Directions for this task :: Send back all of the data, word for word.

Provided information Start Marker

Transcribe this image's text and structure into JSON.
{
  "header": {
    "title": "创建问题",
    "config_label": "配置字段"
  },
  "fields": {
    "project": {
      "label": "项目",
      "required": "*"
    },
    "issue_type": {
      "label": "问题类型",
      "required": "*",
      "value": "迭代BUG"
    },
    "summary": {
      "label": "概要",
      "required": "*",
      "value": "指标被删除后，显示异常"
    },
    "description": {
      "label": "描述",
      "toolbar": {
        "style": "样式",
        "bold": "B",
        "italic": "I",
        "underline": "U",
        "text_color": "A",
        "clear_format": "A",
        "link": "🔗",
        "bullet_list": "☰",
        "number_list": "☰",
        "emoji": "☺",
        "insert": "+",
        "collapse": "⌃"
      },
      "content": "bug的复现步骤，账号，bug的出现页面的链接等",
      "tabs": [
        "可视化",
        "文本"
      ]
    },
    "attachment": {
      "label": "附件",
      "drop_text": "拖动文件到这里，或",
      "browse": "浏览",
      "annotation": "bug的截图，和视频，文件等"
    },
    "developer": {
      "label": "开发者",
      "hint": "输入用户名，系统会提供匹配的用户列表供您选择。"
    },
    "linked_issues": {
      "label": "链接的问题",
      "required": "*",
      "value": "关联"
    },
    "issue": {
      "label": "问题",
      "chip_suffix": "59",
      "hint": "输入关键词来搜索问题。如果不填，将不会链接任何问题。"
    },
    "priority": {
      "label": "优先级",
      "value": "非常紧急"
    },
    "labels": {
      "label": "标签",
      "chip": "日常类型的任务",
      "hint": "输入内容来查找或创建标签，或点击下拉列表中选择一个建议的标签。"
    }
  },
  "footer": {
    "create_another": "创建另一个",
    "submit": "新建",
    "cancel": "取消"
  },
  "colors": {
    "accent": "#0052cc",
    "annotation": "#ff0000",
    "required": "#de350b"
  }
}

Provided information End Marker

Result of the task ::
Transcribe this image's text and structure into JSON.
{
  "header": {
    "title": "创建问题",
    "config_label": "配置字段"
  },
  "fields": {
    "project": {
      "label": "项目",
      "required": "*"
    },
    "issue_type": {
      "label": "问题类型",
      "required": "*",
      "value": "迭代BUG"
    },
    "summary": {
      "label": "概要",
      "required": "*",
      "value": "指标被删除后，显示异常"
    },
    "description": {
      "label": "描述",
      "toolbar": {
        "style": "样式",
        "bold": "B",
        "italic": "I",
        "underline": "U",
        "text_color": "A",
        "clear_format": "A",
        "link": "🔗",
        "bullet_list": "☰",
        "number_list": "☰",
        "emoji": "☺",
        "insert": "+",
        "collapse": "⌃"
      },
      "content": "bug的复现步骤，账号，bug的出现页面的链接等",
      "tabs": [
        "可视化",
        "文本"
      ]
    },
    "attachment": {
      "label": "附件",
      "drop_text": "拖动文件到这里，或",
      "browse": "浏览",
      "annotation": "bug的截图，和视频，文件等"
    },
    "developer": {
      "label": "开发者",
      "hint": "输入用户名，系统会提供匹配的用户列表供您选择。"
    },
    "linked_issues": {
      "label": "链接的问题",
      "required": "*",
      "value": "关联"
    },
    "issue": {
      "label": "问题",
      "chip_suffix": "59",
      "hint": "输入关键词来搜索问题。如果不填，将不会链接任何问题。"
    },
    "priority": {
      "label": "优先级",
      "value": "非常紧急"
    },
    "labels": {
      "label": "标签",
      "chip": "日常类型的任务",
      "hint": "输入内容来查找或创建标签，或点击下拉列表中选择一个建议的标签。"
    }
  },
  "footer": {
    "create_another": "创建另一个",
    "submit": "新建",
    "cancel": "取消"
  },
  "colors": {
    "accent": "#0052cc",
    "annotation": "#ff0000",
    "required": "#de350b"
  }
}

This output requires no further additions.